## Provided information
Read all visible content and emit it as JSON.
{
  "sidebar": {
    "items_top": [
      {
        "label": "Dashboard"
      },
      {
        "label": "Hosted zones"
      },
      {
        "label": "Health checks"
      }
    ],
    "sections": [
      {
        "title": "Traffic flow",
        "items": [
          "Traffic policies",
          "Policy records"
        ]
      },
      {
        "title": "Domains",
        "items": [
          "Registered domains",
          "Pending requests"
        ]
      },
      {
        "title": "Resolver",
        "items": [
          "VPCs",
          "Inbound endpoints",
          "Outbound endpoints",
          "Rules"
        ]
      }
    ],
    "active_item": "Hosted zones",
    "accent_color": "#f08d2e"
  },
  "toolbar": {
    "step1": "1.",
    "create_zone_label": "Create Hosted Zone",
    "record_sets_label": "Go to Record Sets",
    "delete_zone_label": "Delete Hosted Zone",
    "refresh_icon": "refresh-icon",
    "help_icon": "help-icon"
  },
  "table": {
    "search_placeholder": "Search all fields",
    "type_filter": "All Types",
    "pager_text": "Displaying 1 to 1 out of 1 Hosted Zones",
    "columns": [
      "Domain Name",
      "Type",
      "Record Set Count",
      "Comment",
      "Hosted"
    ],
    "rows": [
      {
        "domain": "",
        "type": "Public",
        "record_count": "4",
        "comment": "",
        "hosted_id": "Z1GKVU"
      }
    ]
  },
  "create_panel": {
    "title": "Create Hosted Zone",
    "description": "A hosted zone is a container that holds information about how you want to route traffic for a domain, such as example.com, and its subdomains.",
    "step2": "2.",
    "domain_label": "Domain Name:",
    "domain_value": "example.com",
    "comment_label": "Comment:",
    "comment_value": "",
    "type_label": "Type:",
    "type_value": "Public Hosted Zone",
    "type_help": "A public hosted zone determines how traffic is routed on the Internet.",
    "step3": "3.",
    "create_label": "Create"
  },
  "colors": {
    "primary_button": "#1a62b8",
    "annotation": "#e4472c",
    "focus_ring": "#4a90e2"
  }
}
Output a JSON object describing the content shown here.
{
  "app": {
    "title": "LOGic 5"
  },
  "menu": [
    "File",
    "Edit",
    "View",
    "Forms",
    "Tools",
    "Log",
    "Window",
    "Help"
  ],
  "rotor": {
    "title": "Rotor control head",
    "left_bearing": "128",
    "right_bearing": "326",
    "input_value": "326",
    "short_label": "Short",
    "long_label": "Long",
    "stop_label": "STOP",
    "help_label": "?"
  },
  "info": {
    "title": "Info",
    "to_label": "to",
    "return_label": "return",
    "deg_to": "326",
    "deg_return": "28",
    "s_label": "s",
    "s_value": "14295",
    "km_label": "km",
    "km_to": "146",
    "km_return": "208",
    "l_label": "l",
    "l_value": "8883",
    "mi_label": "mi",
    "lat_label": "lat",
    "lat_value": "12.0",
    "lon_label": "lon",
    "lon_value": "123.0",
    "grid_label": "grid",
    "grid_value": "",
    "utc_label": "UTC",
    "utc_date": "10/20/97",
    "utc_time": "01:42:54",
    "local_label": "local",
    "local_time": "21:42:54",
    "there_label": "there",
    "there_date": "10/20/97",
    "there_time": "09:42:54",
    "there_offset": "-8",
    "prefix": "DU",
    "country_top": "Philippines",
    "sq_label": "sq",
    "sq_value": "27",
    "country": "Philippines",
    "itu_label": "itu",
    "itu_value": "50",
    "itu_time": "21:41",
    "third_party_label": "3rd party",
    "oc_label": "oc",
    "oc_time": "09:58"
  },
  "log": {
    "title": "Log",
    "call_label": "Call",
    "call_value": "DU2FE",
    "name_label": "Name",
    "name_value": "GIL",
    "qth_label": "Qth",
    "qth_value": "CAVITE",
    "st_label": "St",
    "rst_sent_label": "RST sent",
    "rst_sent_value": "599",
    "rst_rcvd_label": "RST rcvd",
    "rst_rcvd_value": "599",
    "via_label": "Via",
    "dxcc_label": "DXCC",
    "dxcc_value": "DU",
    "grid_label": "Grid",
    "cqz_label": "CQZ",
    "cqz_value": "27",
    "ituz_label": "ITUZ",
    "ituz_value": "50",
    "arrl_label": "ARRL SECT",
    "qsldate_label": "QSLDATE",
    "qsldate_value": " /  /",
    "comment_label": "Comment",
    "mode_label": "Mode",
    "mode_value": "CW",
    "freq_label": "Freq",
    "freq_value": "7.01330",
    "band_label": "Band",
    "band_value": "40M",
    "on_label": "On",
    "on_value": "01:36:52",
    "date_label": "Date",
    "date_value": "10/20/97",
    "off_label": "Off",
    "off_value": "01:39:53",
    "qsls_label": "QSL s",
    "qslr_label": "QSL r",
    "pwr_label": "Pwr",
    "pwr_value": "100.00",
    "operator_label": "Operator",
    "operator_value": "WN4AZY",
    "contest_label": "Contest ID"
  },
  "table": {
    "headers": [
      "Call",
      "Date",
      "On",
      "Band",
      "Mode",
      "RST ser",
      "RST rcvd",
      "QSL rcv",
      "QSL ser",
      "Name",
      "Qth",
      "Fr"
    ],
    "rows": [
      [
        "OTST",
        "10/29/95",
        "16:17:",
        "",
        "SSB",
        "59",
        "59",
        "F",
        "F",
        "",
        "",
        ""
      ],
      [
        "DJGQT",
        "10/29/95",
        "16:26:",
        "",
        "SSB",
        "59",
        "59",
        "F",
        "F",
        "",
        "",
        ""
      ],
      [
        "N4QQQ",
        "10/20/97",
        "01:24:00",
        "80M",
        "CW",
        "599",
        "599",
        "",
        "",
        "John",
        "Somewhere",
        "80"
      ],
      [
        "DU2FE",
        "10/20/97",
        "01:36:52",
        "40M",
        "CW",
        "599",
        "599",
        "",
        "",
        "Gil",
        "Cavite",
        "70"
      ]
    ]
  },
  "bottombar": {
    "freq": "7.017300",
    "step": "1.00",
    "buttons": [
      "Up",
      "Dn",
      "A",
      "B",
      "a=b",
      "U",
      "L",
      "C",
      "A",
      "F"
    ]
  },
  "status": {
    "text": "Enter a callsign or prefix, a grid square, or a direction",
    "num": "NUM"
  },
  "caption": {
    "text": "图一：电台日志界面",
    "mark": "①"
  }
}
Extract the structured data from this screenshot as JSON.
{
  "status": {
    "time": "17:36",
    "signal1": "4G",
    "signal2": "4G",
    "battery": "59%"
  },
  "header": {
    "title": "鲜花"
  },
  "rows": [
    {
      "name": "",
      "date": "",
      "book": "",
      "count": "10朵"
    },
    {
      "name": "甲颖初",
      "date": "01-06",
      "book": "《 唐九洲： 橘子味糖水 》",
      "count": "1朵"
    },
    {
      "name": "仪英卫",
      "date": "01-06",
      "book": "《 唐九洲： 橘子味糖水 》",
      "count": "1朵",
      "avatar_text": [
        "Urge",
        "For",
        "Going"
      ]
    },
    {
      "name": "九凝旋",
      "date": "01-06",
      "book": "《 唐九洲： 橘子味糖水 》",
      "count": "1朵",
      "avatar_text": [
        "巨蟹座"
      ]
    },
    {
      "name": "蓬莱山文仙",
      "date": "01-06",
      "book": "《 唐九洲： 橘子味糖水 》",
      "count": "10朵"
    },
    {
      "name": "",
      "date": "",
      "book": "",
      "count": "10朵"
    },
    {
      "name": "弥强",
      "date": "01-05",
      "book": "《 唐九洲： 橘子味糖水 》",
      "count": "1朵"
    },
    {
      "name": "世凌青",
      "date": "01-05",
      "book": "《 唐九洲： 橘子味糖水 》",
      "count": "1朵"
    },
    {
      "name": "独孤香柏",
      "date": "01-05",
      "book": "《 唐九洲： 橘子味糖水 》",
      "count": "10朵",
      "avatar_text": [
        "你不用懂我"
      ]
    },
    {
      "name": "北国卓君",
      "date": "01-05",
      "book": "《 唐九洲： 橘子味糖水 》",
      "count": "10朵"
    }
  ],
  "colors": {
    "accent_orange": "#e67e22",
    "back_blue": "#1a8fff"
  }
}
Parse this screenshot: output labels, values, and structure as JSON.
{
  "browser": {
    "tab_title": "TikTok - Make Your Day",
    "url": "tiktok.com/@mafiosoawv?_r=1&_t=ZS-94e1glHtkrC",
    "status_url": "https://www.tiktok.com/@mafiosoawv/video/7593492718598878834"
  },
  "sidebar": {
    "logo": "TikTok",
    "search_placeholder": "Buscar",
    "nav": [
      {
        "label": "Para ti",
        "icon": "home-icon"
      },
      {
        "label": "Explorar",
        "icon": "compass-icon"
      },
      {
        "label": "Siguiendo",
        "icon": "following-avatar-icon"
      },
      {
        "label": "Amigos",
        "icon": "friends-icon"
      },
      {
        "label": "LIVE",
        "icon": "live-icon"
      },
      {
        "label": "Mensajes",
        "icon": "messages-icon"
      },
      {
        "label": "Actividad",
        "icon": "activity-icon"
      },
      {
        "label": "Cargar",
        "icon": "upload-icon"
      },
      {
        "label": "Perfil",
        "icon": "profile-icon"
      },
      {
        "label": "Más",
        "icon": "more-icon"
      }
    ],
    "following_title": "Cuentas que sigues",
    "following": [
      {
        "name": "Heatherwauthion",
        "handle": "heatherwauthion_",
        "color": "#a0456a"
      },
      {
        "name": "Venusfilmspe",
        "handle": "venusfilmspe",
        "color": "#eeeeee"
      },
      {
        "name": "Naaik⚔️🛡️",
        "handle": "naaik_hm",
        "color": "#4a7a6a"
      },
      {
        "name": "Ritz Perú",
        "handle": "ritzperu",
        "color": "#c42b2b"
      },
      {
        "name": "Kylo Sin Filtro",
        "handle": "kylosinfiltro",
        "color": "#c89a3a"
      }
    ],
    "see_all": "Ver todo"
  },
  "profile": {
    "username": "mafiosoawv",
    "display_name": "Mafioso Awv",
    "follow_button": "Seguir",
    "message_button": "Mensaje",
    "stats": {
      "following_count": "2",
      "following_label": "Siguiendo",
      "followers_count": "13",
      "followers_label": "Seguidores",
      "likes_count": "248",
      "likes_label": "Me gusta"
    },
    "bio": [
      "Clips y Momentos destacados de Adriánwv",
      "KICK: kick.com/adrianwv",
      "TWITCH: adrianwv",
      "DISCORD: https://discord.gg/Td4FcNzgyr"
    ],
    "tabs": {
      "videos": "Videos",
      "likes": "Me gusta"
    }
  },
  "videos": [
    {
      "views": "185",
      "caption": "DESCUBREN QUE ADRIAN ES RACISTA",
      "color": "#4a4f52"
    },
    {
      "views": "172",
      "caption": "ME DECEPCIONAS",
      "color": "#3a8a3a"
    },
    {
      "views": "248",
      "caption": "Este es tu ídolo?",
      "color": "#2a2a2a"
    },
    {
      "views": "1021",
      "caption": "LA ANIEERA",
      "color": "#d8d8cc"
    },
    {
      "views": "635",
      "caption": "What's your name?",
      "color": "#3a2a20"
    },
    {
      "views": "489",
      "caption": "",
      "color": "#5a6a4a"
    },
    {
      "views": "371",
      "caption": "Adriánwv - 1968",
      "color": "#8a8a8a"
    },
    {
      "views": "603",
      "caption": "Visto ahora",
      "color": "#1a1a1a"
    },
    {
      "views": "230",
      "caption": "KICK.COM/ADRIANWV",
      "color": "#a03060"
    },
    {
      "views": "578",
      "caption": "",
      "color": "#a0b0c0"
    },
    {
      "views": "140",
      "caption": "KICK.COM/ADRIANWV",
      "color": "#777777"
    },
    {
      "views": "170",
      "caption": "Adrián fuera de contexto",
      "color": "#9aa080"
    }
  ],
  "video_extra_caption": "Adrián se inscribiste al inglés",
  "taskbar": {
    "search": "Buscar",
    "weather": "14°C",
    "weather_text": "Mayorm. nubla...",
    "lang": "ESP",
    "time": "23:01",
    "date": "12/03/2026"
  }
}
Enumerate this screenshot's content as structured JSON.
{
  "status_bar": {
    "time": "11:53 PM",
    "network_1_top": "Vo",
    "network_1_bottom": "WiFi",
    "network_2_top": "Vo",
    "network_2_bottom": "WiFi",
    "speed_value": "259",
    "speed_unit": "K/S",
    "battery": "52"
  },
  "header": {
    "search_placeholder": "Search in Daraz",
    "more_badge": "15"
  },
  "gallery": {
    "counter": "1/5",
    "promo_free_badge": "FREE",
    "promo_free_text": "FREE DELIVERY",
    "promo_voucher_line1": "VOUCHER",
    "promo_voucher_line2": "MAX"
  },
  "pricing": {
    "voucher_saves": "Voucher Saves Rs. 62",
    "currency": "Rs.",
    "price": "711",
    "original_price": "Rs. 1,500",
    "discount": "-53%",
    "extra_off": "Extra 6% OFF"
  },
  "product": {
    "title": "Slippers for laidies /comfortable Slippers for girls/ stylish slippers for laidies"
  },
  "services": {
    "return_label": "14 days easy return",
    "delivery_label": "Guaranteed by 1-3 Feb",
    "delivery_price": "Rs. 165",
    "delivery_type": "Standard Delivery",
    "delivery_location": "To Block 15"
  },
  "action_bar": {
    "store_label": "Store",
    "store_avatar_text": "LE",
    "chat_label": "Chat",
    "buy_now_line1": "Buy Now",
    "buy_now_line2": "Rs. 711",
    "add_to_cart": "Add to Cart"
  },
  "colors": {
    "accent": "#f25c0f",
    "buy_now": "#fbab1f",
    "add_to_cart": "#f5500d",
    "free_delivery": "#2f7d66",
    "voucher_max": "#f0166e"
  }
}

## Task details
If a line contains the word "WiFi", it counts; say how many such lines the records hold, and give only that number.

## Expected output
2